This will be accomplished through formation of a Community Council, which will bring together multi-racial, multi-ethnic residents from across the County to guide and enact policy change locally and regionally. Located at the U.S.-Mexico border, San Diego County is one of the most ethnically and culturally diverse regions in the nation, with over 30% Hispanic/Latino residents, over 25% foreign-born, and over 40% speaking a language other than English at home, along with the second largest U.S. concentration of Somali and Middle Eastern immigrants and more American Indian reservations than any other U.S. county. The project’s Community Council will be explicitly diverse, inclusive, and representative of underserved communities across San Diego that are directly impacted by structural racism and health disparities, and create an infrastructure for community-driven policy change to address structural racism and disparities according to community needs and priorities. The Council will build on and be integrated with the existing CCH-led San Diego County Childhood Obesity Initiative (COI), the longest-running multi-sector partnership of its kind utilizing a collective impact approach to reduce and prevent childhood obesity through policy, systems, and environmental change.

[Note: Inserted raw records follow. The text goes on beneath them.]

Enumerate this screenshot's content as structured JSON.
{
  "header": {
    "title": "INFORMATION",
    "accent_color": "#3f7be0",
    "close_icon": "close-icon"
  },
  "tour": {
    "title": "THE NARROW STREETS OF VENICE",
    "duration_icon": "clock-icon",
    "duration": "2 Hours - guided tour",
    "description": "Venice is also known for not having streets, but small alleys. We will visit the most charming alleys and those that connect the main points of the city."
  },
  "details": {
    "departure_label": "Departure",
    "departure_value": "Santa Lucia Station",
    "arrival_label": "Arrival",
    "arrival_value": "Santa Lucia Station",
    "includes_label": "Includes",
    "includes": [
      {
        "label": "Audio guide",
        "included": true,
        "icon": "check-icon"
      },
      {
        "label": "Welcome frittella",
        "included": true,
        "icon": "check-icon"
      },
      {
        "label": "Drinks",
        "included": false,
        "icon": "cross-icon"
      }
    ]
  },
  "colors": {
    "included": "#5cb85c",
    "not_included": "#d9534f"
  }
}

Key activities will include formation of the Community Council group; community resident training and capacity building; review of community-centered data, stories, and priorities; community-led policy scan/assessment and policy agenda development aligned with the OMH Coordinating Center’s policy assessment framework; and community-engaged policy-advocacy activities related to a minimum of two policy priorities per year. Policy and practice efforts will focus on racial and health equity topics including public safety, housing challenges, obesity, food assistance, and others according with community priorities and guided by the project’s Disparity Impact Statement. Key outcomes will include engagement in and diversity of the Community Council; self-reported cohesion and relationships between Council members and multi-sector partners; improvements in knowledge, skills, attitudes, and self-efficacy to enact policy/advocacy change following training/capacity building; the degree to which community data is incorporated into policy priorities; Community Council level of influence on policy agenda and actions; and policy/advocacy outcomes and anticipated community impacts.

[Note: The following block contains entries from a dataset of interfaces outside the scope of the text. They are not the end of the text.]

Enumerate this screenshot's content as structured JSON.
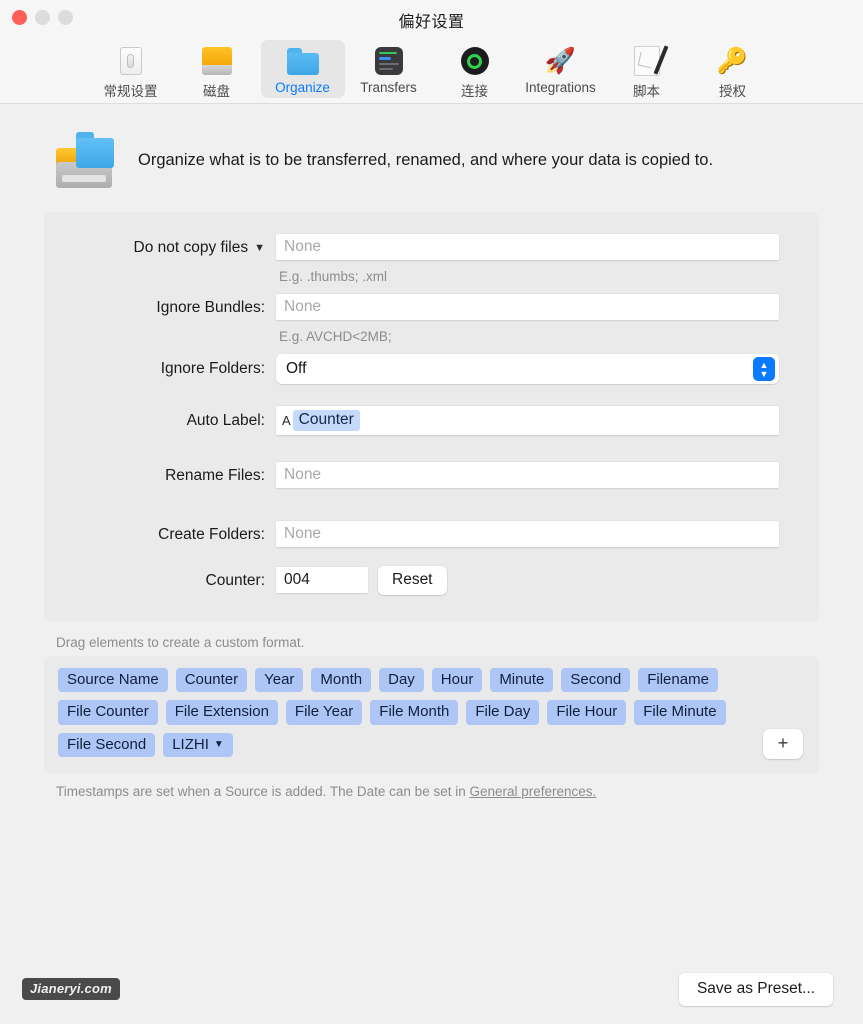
{
  "window": {
    "title": "偏好设置",
    "traffic_lights": [
      "close",
      "minimize",
      "maximize"
    ]
  },
  "toolbar": {
    "items": [
      {
        "label": "常规设置",
        "icon": "switch-icon",
        "selected": false
      },
      {
        "label": "磁盘",
        "icon": "disk-icon",
        "selected": false
      },
      {
        "label": "Organize",
        "icon": "folder-icon",
        "selected": true
      },
      {
        "label": "Transfers",
        "icon": "transfers-icon",
        "selected": false
      },
      {
        "label": "连接",
        "icon": "connect-icon",
        "selected": false
      },
      {
        "label": "Integrations",
        "icon": "rocket-icon",
        "selected": false
      },
      {
        "label": "脚本",
        "icon": "script-icon",
        "selected": false
      },
      {
        "label": "授权",
        "icon": "key-icon",
        "selected": false
      }
    ]
  },
  "pane": {
    "description": "Organize what is to be transferred, renamed, and where your data is copied to."
  },
  "form": {
    "do_not_copy": {
      "label": "Do not copy files",
      "placeholder": "None",
      "value": "",
      "hint": "E.g. .thumbs; .xml"
    },
    "ignore_bundles": {
      "label": "Ignore Bundles:",
      "placeholder": "None",
      "value": "",
      "hint": "E.g. AVCHD<2MB;"
    },
    "ignore_folders": {
      "label": "Ignore Folders:",
      "value": "Off"
    },
    "auto_label": {
      "label": "Auto Label:",
      "literal": "A",
      "token": "Counter"
    },
    "rename_files": {
      "label": "Rename Files:",
      "placeholder": "None",
      "value": ""
    },
    "create_folders": {
      "label": "Create Folders:",
      "placeholder": "None",
      "value": ""
    },
    "counter": {
      "label": "Counter:",
      "value": "004",
      "reset_label": "Reset"
    }
  },
  "drag": {
    "hint": "Drag elements to create a custom format.",
    "rows": [
      [
        "Source Name",
        "Counter",
        "Year",
        "Month",
        "Day",
        "Hour",
        "Minute",
        "Second",
        "Filename"
      ],
      [
        "File Counter",
        "File Extension",
        "File Year",
        "File Month",
        "File Day",
        "File Hour",
        "File Minute"
      ],
      [
        "File Second"
      ]
    ],
    "menu_token": "LIZHI",
    "add_label": "+",
    "footnote_prefix": "Timestamps are set when a Source is added. The Date can be set in ",
    "footnote_link": "General preferences."
  },
  "footer": {
    "watermark": "Jianeryi.com",
    "save_preset": "Save as Preset..."
  },
  "colors": {
    "accent": "#0a7bff",
    "token_bg": "#aec6f5",
    "panel_bg": "#eaeaea",
    "window_bg": "#f0f0f0"
  }
}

The project will be led by UCSD’s Center for Community Health, backbone organization for the COI along with Global ARC and the YMCA of San Diego County, key partners in formation of a pilot Community Council group. The UCSD Herbert Wertheim School of Public Health (SPH) will lead evaluation of the project’s impact and dissemination of findings and lessons learned.